David Sabatino, Ph.D.
Assistant Professor, Biochemistry
Dr. Sabatino's research focuses on developing RNA, peptide and protein mimics for therapeutic applications.
My research related to the general theme of chemical biology focuses on exploring structure-activity relationships in biologically inspired RNA, peptide and protein analogs for the design and development of therapeutic agents. This involves the generation of novel methods in bio-organic chemistry to facilitate the incorporation of un-natural residues within RNA and proteins for investigating the molecular basis of structure and function within larger biologically relevant molecules. Therefore, mimics which can stabilize secondary structure and conformation may serve as useful molecular scaffolds for improving structure-function properties in biological targets (i.e. RNA and proteins) for potential medicinal chemistry applications.

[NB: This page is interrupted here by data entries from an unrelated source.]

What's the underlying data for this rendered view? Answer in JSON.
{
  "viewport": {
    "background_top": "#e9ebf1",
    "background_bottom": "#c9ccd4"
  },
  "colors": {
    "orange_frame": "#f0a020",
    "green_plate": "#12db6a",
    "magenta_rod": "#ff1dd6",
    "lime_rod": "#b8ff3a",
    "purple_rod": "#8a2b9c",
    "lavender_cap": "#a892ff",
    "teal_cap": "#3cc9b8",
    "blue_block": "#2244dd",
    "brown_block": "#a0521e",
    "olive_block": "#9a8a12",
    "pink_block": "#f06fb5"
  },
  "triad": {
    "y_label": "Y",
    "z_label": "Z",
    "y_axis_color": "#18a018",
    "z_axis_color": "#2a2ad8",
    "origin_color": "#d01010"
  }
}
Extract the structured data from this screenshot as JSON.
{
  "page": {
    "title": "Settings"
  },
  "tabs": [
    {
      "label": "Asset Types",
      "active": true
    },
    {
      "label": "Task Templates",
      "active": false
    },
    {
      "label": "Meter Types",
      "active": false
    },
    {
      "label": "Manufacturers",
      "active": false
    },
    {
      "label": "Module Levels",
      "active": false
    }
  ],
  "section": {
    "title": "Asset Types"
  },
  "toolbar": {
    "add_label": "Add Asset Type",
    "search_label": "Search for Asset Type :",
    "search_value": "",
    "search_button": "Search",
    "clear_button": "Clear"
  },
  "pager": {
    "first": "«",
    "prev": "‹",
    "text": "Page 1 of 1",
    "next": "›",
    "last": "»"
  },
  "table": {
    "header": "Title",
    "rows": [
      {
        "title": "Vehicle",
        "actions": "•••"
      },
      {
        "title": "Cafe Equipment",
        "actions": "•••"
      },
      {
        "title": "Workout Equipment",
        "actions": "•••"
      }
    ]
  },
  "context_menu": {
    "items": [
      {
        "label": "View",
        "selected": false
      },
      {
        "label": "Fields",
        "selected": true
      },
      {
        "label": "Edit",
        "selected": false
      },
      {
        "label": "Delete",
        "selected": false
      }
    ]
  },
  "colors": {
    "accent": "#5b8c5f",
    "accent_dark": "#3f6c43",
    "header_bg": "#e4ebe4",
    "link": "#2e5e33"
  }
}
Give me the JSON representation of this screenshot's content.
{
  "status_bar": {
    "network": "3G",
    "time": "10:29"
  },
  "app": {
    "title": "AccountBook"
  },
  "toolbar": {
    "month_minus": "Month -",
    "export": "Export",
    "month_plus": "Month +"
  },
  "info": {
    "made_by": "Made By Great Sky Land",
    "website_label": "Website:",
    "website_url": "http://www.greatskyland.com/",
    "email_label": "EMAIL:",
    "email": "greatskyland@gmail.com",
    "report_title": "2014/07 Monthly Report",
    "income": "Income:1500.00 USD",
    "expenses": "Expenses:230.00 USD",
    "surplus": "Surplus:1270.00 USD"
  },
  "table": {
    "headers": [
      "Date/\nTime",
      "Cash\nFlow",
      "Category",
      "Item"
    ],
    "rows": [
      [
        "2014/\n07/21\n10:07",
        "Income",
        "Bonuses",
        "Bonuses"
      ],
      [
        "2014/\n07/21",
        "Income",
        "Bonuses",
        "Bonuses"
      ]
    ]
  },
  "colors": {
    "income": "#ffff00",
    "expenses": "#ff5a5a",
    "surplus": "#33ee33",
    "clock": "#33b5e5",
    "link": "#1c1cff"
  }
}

Specific areas of research interests are related to:
- The development of a diversity oriented synthesis approach for chemically modified RNA hairpins as preorganized structural motifs in controlling gene expression in bacteria and viruses.
- The generation of an iterative template chemical ligation procedure to selectively combine synthetic RNA fragments into larger and more complex RNA to study their structure-function properties.
- Evaluating structure-activity relationships in bio-active peptide and protein mimics by a combinatorial solid-phase un-natural peptide synthesis strategy for the development of peptidomimetics as potential chemotherapeutic agents.
- In proteins, a modular chemical synthesis strategy to generate insulin analogs with improved selectivity towards the insulin receptor for treatment of diabetes mellitus.
- In combination of peptide with nucleic acid-based therapeutic strategies, cancer-targeting peptides are designed to provide target-specific delivery of fluorescent RNA dendrimers to cancer cell lines to increase signaling in the early detection of tumor growth and to potentially trigger the RNAi pathway leading to their apoptosis.
- Ph.D., McGill University
- B.Sc., McGill University
- Post-Doctoral Fellow, l'Université de Montréal, 2007-2010
- D.W. Ambridge Award in Chemistry, outstanding doctoral thesis in the Faculties of Sciences and Engineering, McGill University, 2008
- Carl A. Winkler Award in Chemistry, outstanding doctoral thesis in the Department of Chemistry, McGill University, 2008
- Solution-phase submonomer diversification of aza-dipeptide building blocks and their application in aza-peptide and aza-diketopiperazine synthesis
Journal of Peptide Science, 16(6), 284- 296,
- Exploring Side-Chain Diversity by Submonomer Aza-peptide Synthesis
Organic Letters, 11(16), 3650- 3653,
- To Rink or not to Rink amide link, that is the question to address for more economical and environmentally sound solid-phase peptide synthesis
International Journal of Peptide Research and Therapeutics, 15(3), 211- 218,
- Benzophenone protection strategy for synthesis of aza-glycine containing aza-peptides
Biopolymers: Peptide Science, 90(6), 824- 831,
- Oxepane Nucleic Acids (ONA): Synthesis, Characterization and Properties of Oligonucleotides bearing a 7-membered Carbohydrate Ring
Journal of the American Chemical Society, 129(26), 8259 - 8270,
- Solid-phase synthesis and on-column deprotection of RNA from 2'-(and 3'-)- O -levulinated (Lv) ribonucleoside monomers
Organic Letters, 9(5), 789- 792,